━━ The data ━━

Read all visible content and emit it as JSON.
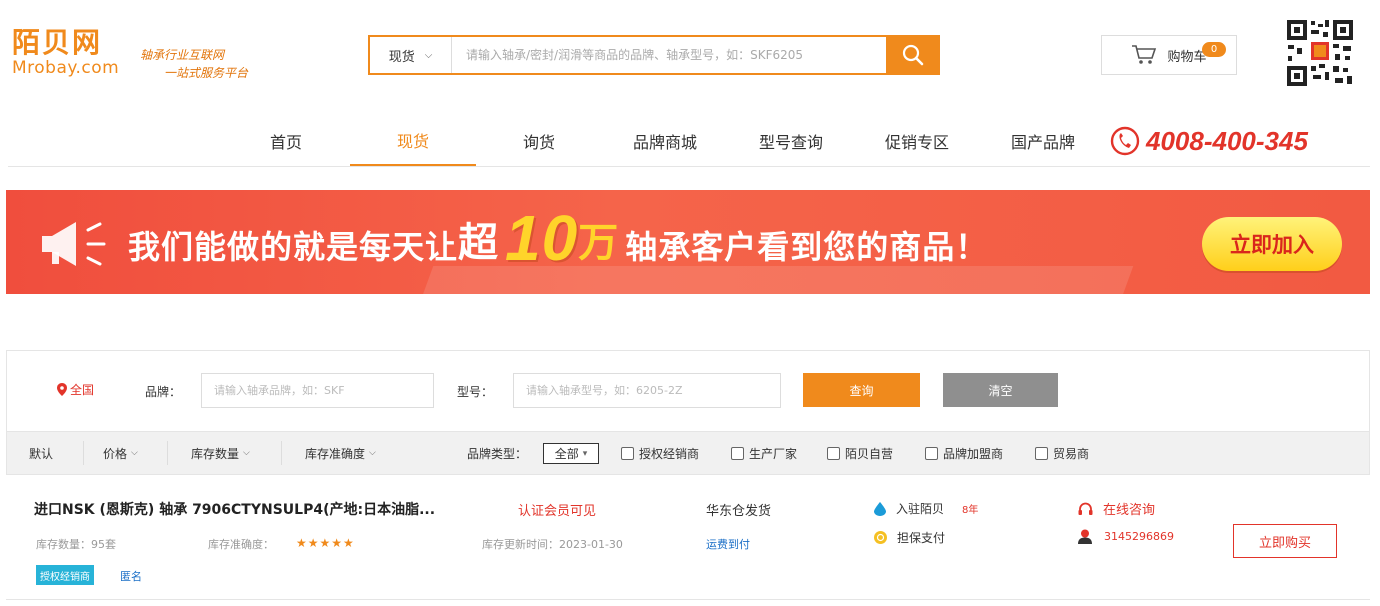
{
  "logo": {
    "cn": "陌贝网",
    "en": "Mrobay.com"
  },
  "slogan": {
    "line1": "轴承行业互联网",
    "line2": "一站式服务平台"
  },
  "search": {
    "type": "现货",
    "placeholder": "请输入轴承/密封/润滑等商品的品牌、轴承型号，如：SKF6205"
  },
  "cart": {
    "label": "购物车",
    "count": "0"
  },
  "nav": {
    "items": [
      "首页",
      "现货",
      "询货",
      "品牌商城",
      "型号查询",
      "促销专区",
      "国产品牌"
    ],
    "active_index": 1
  },
  "hotline": "4008-400-345",
  "banner": {
    "text_pre": "我们能做的就是每天让",
    "text_chao": "超",
    "text_num": "10",
    "text_wan": "万",
    "text_post": "轴承客户看到您的商品！",
    "button": "立即加入"
  },
  "filters": {
    "location": "全国",
    "brand_label": "品牌：",
    "brand_placeholder": "请输入轴承品牌，如：SKF",
    "model_label": "型号：",
    "model_placeholder": "请输入轴承型号，如：6205-2Z",
    "query": "查询",
    "clear": "清空"
  },
  "sortbar": {
    "default": "默认",
    "price": "价格",
    "stock": "库存数量",
    "accuracy": "库存准确度",
    "brand_type_label": "品牌类型：",
    "brand_type_value": "全部",
    "checks": [
      "授权经销商",
      "生产厂家",
      "陌贝自营",
      "品牌加盟商",
      "贸易商"
    ]
  },
  "product": {
    "title": "进口NSK (恩斯克) 轴承 7906CTYNSULP4(产地:日本油脂...",
    "price_note": "认证会员可见",
    "ship_from": "华东仓发货",
    "stock_label": "库存数量：",
    "stock_value": "95套",
    "accuracy_label": "库存准确度：",
    "accuracy_stars": "★★★★★",
    "updated_label": "库存更新时间：",
    "updated_value": "2023-01-30",
    "arrival": "运费到付",
    "tag_auth": "授权经销商",
    "tag_anon": "匿名",
    "feature1": "入驻陌贝",
    "feature1_badge": "8年",
    "feature2": "担保支付",
    "consult": "在线咨询",
    "phone": "3145296869",
    "buy": "立即购买"
  },
  "colors": {
    "accent": "#f08a1c",
    "red": "#e2342a",
    "blue": "#1b6fc7"
  },
  "icons": [
    "search-icon",
    "cart-icon",
    "qr-code-icon",
    "phone-icon",
    "speaker-icon",
    "location-icon",
    "headset-icon",
    "user-icon"
  ]
}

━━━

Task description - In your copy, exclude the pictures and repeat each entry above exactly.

Task solution -
Read all visible content and emit it as JSON.
{
  "logo": {
    "cn": "陌贝网",
    "en": "Mrobay.com"
  },
  "slogan": {
    "line1": "轴承行业互联网",
    "line2": "一站式服务平台"
  },
  "search": {
    "type": "现货",
    "placeholder": "请输入轴承/密封/润滑等商品的品牌、轴承型号，如：SKF6205"
  },
  "cart": {
    "label": "购物车",
    "count": "0"
  },
  "nav": {
    "items": [
      "首页",
      "现货",
      "询货",
      "品牌商城",
      "型号查询",
      "促销专区",
      "国产品牌"
    ],
    "active_index": 1
  },
  "hotline": "4008-400-345",
  "banner": {
    "text_pre": "我们能做的就是每天让",
    "text_chao": "超",
    "text_num": "10",
    "text_wan": "万",
    "text_post": "轴承客户看到您的商品！",
    "button": "立即加入"
  },
  "filters": {
    "location": "全国",
    "brand_label": "品牌：",
    "brand_placeholder": "请输入轴承品牌，如：SKF",
    "model_label": "型号：",
    "model_placeholder": "请输入轴承型号，如：6205-2Z",
    "query": "查询",
    "clear": "清空"
  },
  "sortbar": {
    "default": "默认",
    "price": "价格",
    "stock": "库存数量",
    "accuracy": "库存准确度",
    "brand_type_label": "品牌类型：",
    "brand_type_value": "全部",
    "checks": [
      "授权经销商",
      "生产厂家",
      "陌贝自营",
      "品牌加盟商",
      "贸易商"
    ]
  },
  "product": {
    "title": "进口NSK (恩斯克) 轴承 7906CTYNSULP4(产地:日本油脂...",
    "price_note": "认证会员可见",
    "ship_from": "华东仓发货",
    "stock_label": "库存数量：",
    "stock_value": "95套",
    "accuracy_label": "库存准确度：",
    "accuracy_stars": "★★★★★",
    "updated_label": "库存更新时间：",
    "updated_value": "2023-01-30",
    "arrival": "运费到付",
    "tag_auth": "授权经销商",
    "tag_anon": "匿名",
    "feature1": "入驻陌贝",
    "feature1_badge": "8年",
    "feature2": "担保支付",
    "consult": "在线咨询",
    "phone": "3145296869",
    "buy": "立即购买"
  },
  "colors": {
    "accent": "#f08a1c",
    "red": "#e2342a",
    "blue": "#1b6fc7"
  },
  "icons": [
    "search-icon",
    "cart-icon",
    "qr-code-icon",
    "phone-icon",
    "speaker-icon",
    "location-icon",
    "headset-icon",
    "user-icon"
  ]
}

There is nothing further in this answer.